Sunday, June 29, 2014

Fairy Friends

Title: "Fairy Friends"
Medium: Colored pencil, with ink touches, on gray toned Strathmore 400 series paper.
Size: 5x7 inches on 5.5 x 8.5 inch paper (margin left for a mat). 
Genre: Fantasy

Seems like I'm all over the map, what with all the experimenting I've been doing lately. Looking to find a 2nd medium besides acrylics, so that's what all the wandering about is about. I really like colored pencil on toned paper, and it translates well into acrylics, as well. 

Thursday, June 05, 2014

Moth Fairy

Title: "Moth Fairy"
Medium: Acrylic on Raymar panel
Size: 9x12 inches
Genre: Fantasy

Friday, May 02, 2014

Morning Fog Study

This is another landscape study. It's from a photo I took at a plein air outing-- I confess to doing more photography than painting at those meetings. I'm getting faster at painting, which is great. I'd like to integrate this kind of speed into my fantasy painting. I'm sure this practice will help.

Oddly enough, no matter what genre I paint there is an element of whimsy to it. Perhaps painting reveals the soul.

Title: "Morning Fog Study"
Size: 8x10 inches
Medium: Acrylic on wrapped canvas, sides painted
Genre: Landscape

Thursday, May 01, 2014

Landscape study

Fantasy painting demands that an artist be good at everything, not just one kind of thing, and I want to get better at landscapes. Also been working on speeding up my painting. This is one of several studies done in order to accomplish all that. So yes, I'm continuing my fantasy art, and finding small studies like this one to be a lot of fun!

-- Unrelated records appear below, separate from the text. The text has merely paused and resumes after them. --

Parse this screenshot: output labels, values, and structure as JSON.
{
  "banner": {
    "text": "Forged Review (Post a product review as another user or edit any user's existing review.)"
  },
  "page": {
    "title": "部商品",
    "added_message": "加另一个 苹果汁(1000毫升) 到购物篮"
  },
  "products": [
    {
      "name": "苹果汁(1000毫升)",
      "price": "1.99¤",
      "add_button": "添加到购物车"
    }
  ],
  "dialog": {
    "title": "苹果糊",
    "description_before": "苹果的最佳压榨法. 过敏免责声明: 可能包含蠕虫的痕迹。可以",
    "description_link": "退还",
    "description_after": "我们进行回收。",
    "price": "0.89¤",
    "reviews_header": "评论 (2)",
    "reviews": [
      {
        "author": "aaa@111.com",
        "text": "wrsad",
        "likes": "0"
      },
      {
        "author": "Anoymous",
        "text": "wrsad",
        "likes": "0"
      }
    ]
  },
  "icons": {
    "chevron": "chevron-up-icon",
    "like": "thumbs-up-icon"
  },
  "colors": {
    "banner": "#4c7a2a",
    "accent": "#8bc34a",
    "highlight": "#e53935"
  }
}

Title: "Spring, Central Texas" 
Medium: Acrylic on stretched canvas
Size: 8x10 inches
Genre: Landscape

Wired and ready to hang.

Saturday, April 05, 2014

Iris Lady

Title: "Iris Lady"
Genre: Figure, portrait
Medium: Acrylic on Centurion linen panel
Size: 8x8 inches

This was an experiment with glazing. Every time I try glazing I end up concluding I like it in part, but not completely. I like to put down an alla prima composition, and then enhance it wth glaze or with scumbling. Acrylics layer beautifully, but it's always a question of doing it one's own way.

This was also an experiment with a new palette, and to see if I could wrestle that unruly cerulean blue into civility. Also a color I hadn't used in a long while: dioxazine purple. Both colors are extremely strong and can completely overwhelm the composition, so I had to be on my guard with them. The other colors are cadmium red light, yellow oxide, Matisse red light (cold and similar to napthol crimson) , burnt sienna, and ultramarine blue. 

Tuesday, April 01, 2014


Title: "Moonflowers"
Medium: Acrylic on Raymar museum quality panel
Size: 12 x 12 inches
The copyright notiee does NOT appear on the original painting.

This is a newer version of my painting "Moon Garden" which was only 6x6 inches. I wanted the moon and the fairy to be engaged in a conversation, while the second fairy is off thinking her own thoughts. The fairy's wings have been purposely blended in to her body; after all it's not just a costume. The 2nd fairy has more conventional wings; you can't tell whether they're really growing out of her back, or not.

Since the moon presents such a strong diagonal, I put in the fairy's flowing hair and the floating pansies as a counteractive thrust. I'm using glazes more, which allows for more richness and depth in the color.

Monday, March 10, 2014

"The Moon Underwater"

"The Moon Underwater"

Size: 10 x 10 inches
Medium: Acrylic on Raymar panel

The Moon and the fish are definitely having a conversation. The Fish is feeling insecure, and has asked the Moon for advice. Some of the advice, the fish is willing to take and agrees with, but he's unsure about the remainder of it.

About my use of color:

People ask me about my color sense. It's intuitive. Also I use a limited pallette. Very, very limited. For example the Moon Underwater piece so far has only 3 colors: thalo blue (red shade), burnt sienna, and cadmium red light. With such a limited palette, it's easier to tune in to my intuition. I can feel it more distinctly. For example, I may get a definite urge to introduce another specific color. Since there aren't very many colors there already, a fourth color isn't going to cause too much disharmony. However, if there is too much color disharmony, I get a definite feeling of discomfort. I don't know if that helps anyone. I think that intuition is a wonderful tool for artists.

The palette for the above painting is: burnt sienna, cad red light, thalo blue (reddish) and a touch of cadmium orange, along with some black and some white. 

I'm pretty comfortable with color but when it comes to values I feel that is my weakest area, and I need to keep plugging away at it.